Personal Information Bank – Standard

Standard Personal Information Banks describe personal information about members of the general public and employees (current and former) that may be found in records created, collected and maintained by most government institutions to support common internal functions, programs and activities such as communications, travel and employment. Standard Personal Information Banks are created by Treasury Board Secretariat.

  • Standard Personal Information Banks are identified with the unique identifier "PSU" or "PSE".
Purpose

A field in a Personal Information Bank. Provides an explanation of the reason why the personal information was obtained or compiled.

Record Number

A field in a Class of Record description. This unique identifying number is created by each institution for each Class of Record description using the institution's Federal Identity Program acronym (or commonly used acronym) and the institution's reference number.

Reading Room

The Access to Information Act requires all government institutions subject to the Act to provide facilities where their information and/or manuals can be reviewed. One or more locations may be provided by an institution.

Records Disposition Authority (RDA) Number

A field in a Personal Information Bank. A unique number assigned by Library and Archives Canada. A Records Disposition Authority is the instrument that the Librarian and Archivist of Canada issues to enable government institutions to dispose of records which no longer have operational or other utility. There are three disposition methods - destroying the records (at the discretion of institutions), transferring historical records to the control of Library and Archives Canada, or removing records from the control of the Government of Canada; e.g. transferring them to a Special Operating Agency or other level of government.

Related Record Number

A field in a Personal Information Bank. Personal Information Banks must be cross-referenced to institutional Classes of Records. See the definition of Record Number above.

Retention and Disposal Standards

A field in a Personal Information Bank. Identifies the length of time records are maintained under the control of an institution and the point at which the final disposition is applied.

TBS Registration Number

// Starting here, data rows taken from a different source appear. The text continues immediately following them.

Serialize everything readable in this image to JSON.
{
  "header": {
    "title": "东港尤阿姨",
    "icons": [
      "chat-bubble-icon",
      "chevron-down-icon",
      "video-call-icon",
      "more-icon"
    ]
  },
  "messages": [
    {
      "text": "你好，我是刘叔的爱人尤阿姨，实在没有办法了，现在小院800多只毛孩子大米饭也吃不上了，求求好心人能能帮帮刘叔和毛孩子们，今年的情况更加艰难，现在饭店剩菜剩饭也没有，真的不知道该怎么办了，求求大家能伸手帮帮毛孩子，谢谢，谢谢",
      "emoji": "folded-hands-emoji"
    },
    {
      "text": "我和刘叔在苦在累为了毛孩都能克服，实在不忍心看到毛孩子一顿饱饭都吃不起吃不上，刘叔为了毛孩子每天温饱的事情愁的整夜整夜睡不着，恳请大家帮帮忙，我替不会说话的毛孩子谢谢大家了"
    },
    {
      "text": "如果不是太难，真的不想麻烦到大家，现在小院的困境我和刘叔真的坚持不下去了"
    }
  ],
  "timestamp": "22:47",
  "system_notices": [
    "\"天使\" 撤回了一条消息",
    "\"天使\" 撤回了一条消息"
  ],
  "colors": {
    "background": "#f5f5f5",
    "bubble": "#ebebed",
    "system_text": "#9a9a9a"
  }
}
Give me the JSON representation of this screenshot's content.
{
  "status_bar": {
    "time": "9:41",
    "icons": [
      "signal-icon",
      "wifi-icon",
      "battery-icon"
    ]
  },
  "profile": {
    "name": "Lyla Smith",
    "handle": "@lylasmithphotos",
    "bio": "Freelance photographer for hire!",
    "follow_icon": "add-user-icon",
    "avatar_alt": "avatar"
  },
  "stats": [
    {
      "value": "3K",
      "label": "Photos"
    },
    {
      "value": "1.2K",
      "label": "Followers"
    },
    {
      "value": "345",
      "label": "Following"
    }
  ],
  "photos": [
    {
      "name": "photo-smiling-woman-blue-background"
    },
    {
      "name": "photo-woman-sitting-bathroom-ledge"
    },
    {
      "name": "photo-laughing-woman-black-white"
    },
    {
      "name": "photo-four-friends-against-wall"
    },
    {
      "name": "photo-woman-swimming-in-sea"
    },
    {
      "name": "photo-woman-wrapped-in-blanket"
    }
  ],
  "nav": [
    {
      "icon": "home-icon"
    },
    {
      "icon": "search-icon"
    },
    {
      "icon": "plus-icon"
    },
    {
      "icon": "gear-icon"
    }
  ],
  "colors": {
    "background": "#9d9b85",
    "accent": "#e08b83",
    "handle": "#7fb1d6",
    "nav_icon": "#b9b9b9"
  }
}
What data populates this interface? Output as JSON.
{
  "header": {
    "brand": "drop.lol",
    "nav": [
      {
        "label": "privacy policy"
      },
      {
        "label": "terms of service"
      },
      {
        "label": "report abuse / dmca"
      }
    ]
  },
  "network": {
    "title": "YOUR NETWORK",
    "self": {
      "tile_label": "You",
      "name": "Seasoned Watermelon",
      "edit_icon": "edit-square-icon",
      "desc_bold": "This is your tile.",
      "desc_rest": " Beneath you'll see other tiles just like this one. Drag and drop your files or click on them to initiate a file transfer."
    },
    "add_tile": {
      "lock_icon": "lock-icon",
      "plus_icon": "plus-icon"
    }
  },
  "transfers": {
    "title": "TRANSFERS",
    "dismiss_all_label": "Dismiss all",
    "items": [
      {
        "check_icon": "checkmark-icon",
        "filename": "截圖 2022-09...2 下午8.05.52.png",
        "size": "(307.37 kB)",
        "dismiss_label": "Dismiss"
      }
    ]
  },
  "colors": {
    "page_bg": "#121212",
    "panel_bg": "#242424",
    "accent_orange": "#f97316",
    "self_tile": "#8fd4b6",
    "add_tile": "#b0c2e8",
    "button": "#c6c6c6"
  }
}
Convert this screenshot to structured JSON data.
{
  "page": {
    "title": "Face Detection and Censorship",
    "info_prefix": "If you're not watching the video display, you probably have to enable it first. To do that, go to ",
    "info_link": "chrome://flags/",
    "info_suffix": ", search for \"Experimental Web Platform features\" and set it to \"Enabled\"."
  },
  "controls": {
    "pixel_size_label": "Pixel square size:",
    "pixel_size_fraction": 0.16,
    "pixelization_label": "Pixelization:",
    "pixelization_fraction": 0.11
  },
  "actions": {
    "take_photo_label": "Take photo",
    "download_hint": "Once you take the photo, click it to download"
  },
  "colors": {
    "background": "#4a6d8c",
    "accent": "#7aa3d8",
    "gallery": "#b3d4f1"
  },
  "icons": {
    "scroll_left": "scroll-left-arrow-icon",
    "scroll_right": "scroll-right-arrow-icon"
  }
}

A field in a Personal Information Bank. Unique number assigned by Treasury Board Secretariat once a Personal Information Bank has been reviewed and registered in the TBS database.